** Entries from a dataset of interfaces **
::::

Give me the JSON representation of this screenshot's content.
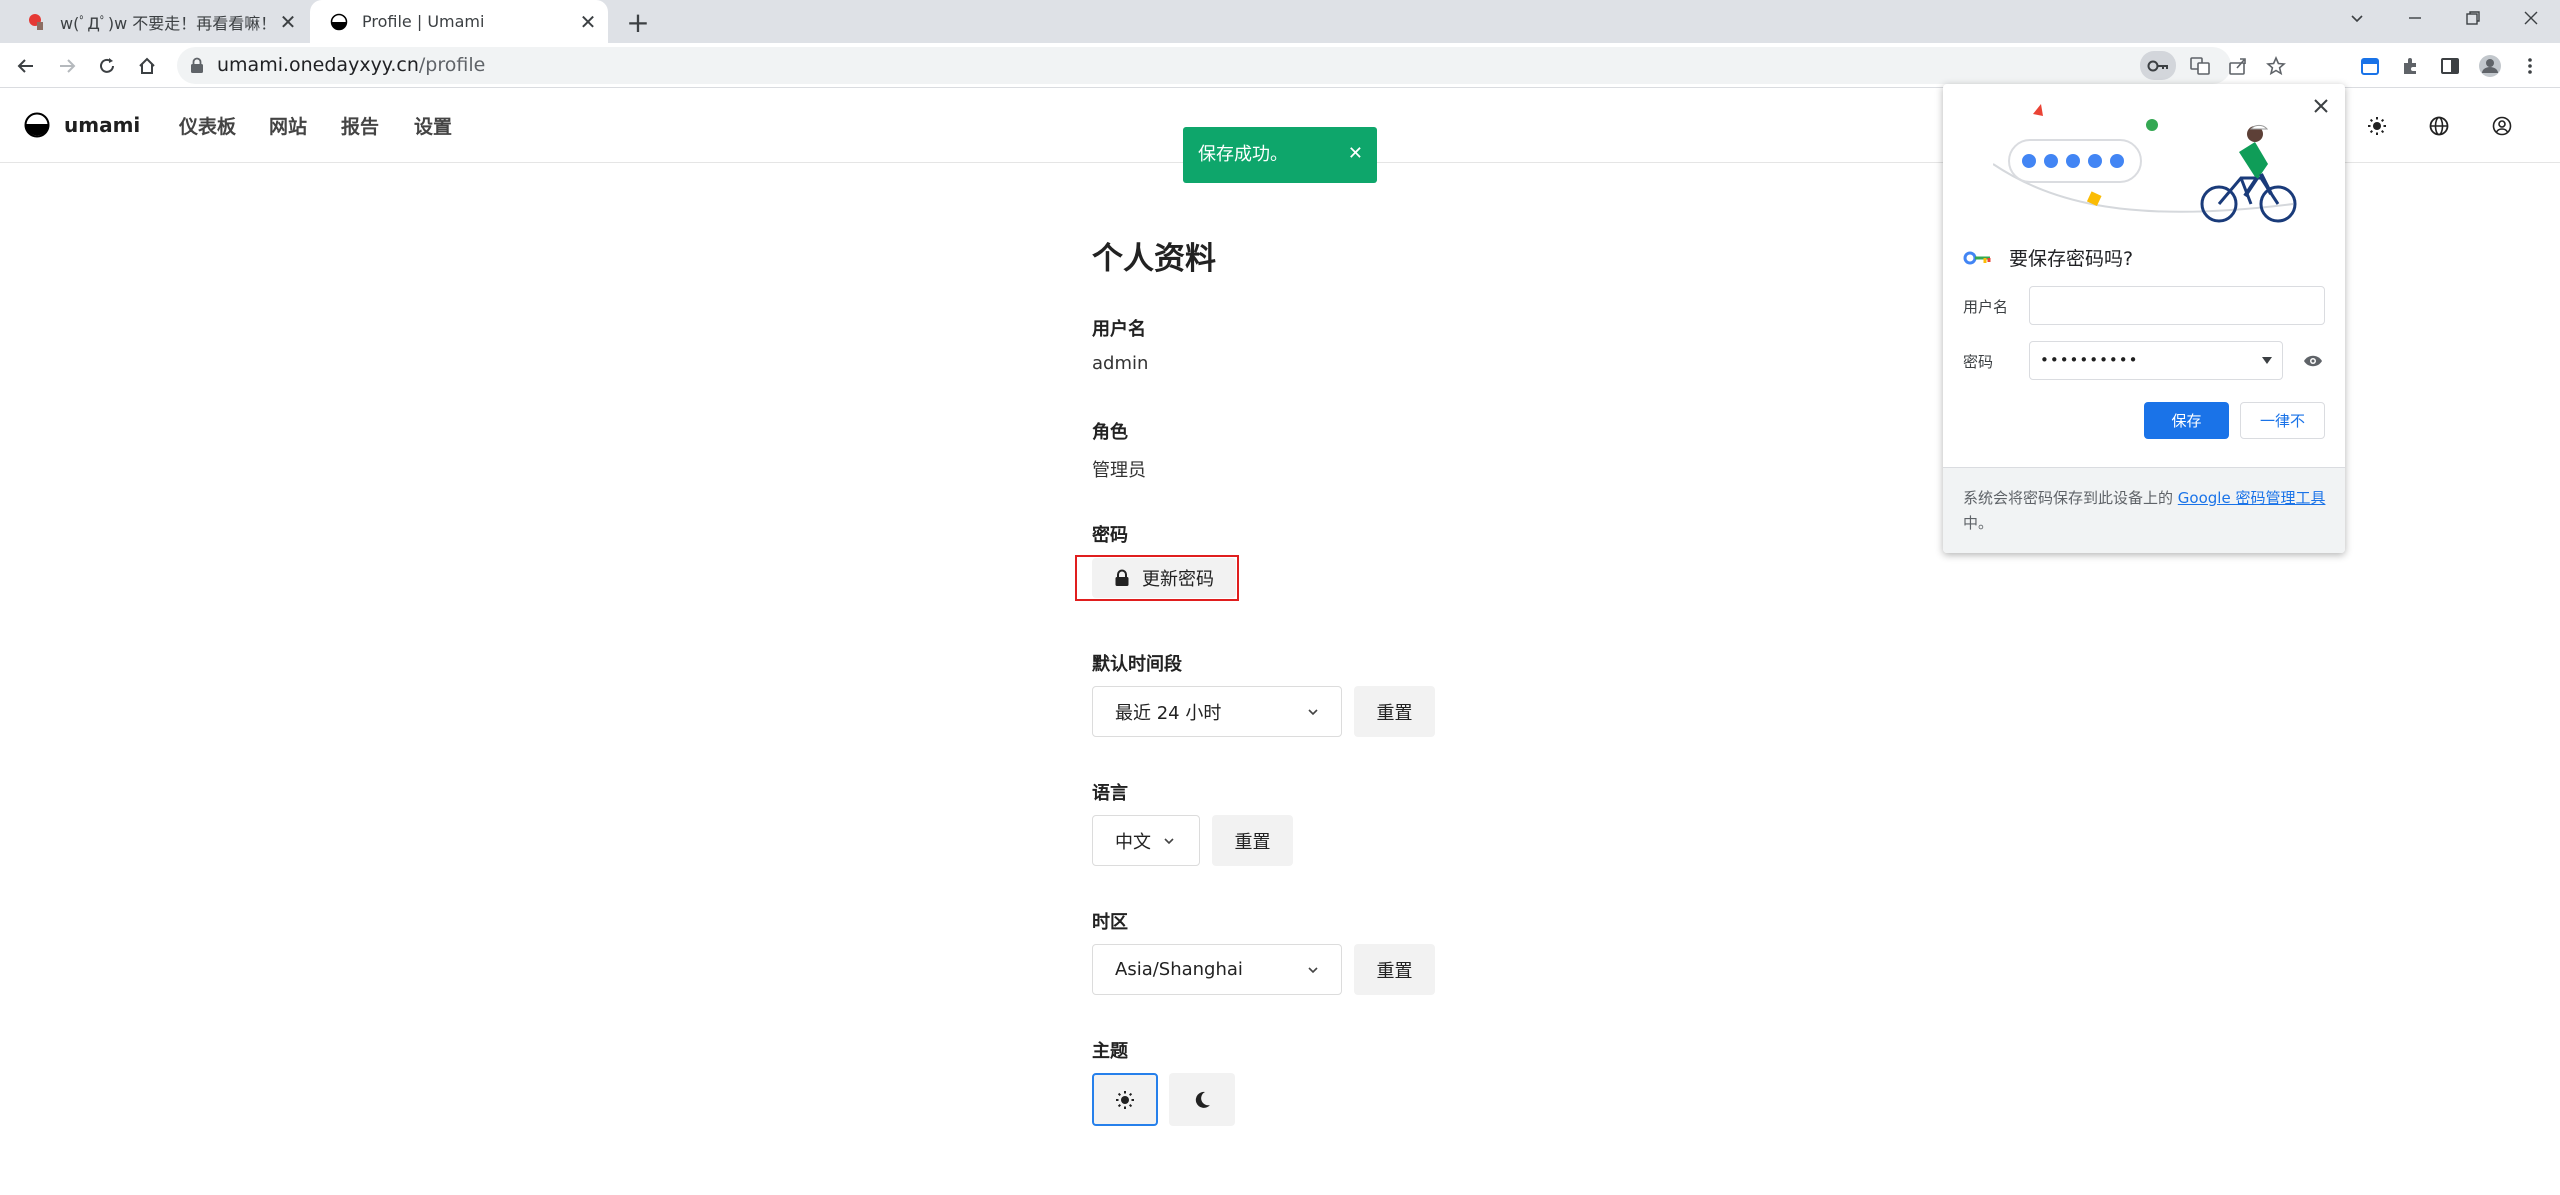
{
  "browser": {
    "tabs": [
      {
        "title": "w(ﾟДﾟ)w 不要走！再看看嘛！",
        "close": "✕",
        "active": false
      },
      {
        "title": "Profile | Umami",
        "close": "✕",
        "active": true
      }
    ],
    "new_tab": "+",
    "url_host": "umami.onedayxyy.cn",
    "url_path": "/profile"
  },
  "app": {
    "brand": "umami",
    "nav": [
      "仪表板",
      "网站",
      "报告",
      "设置"
    ]
  },
  "toast": {
    "message": "保存成功。",
    "close": "✕",
    "color": "#0ea66b"
  },
  "profile": {
    "title": "个人资料",
    "username_label": "用户名",
    "username_value": "admin",
    "role_label": "角色",
    "role_value": "管理员",
    "password_label": "密码",
    "update_password_button": "更新密码",
    "date_range_label": "默认时间段",
    "date_range_value": "最近 24 小时",
    "date_range_reset": "重置",
    "language_label": "语言",
    "language_value": "中文",
    "language_reset": "重置",
    "timezone_label": "时区",
    "timezone_value": "Asia/Shanghai",
    "timezone_reset": "重置",
    "theme_label": "主题",
    "theme_selected": "light"
  },
  "password_popup": {
    "title": "要保存密码吗?",
    "username_label": "用户名",
    "username_value": "",
    "password_label": "密码",
    "password_value": "••••••••••",
    "save_button": "保存",
    "never_button": "一律不",
    "footer_prefix": "系统会将密码保存到此设备上的",
    "footer_link": "Google 密码管理工具",
    "footer_suffix": "中。",
    "accent": "#1a73e8"
  }
}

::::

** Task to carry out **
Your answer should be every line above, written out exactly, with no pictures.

** Exercise answer **
Give me the JSON representation of this screenshot's content.
{
  "browser": {
    "tabs": [
      {
        "title": "w(ﾟДﾟ)w 不要走！再看看嘛！",
        "close": "✕",
        "active": false
      },
      {
        "title": "Profile | Umami",
        "close": "✕",
        "active": true
      }
    ],
    "new_tab": "+",
    "url_host": "umami.onedayxyy.cn",
    "url_path": "/profile"
  },
  "app": {
    "brand": "umami",
    "nav": [
      "仪表板",
      "网站",
      "报告",
      "设置"
    ]
  },
  "toast": {
    "message": "保存成功。",
    "close": "✕",
    "color": "#0ea66b"
  },
  "profile": {
    "title": "个人资料",
    "username_label": "用户名",
    "username_value": "admin",
    "role_label": "角色",
    "role_value": "管理员",
    "password_label": "密码",
    "update_password_button": "更新密码",
    "date_range_label": "默认时间段",
    "date_range_value": "最近 24 小时",
    "date_range_reset": "重置",
    "language_label": "语言",
    "language_value": "中文",
    "language_reset": "重置",
    "timezone_label": "时区",
    "timezone_value": "Asia/Shanghai",
    "timezone_reset": "重置",
    "theme_label": "主题",
    "theme_selected": "light"
  },
  "password_popup": {
    "title": "要保存密码吗?",
    "username_label": "用户名",
    "username_value": "",
    "password_label": "密码",
    "password_value": "••••••••••",
    "save_button": "保存",
    "never_button": "一律不",
    "footer_prefix": "系统会将密码保存到此设备上的",
    "footer_link": "Google 密码管理工具",
    "footer_suffix": "中。",
    "accent": "#1a73e8"
  }
}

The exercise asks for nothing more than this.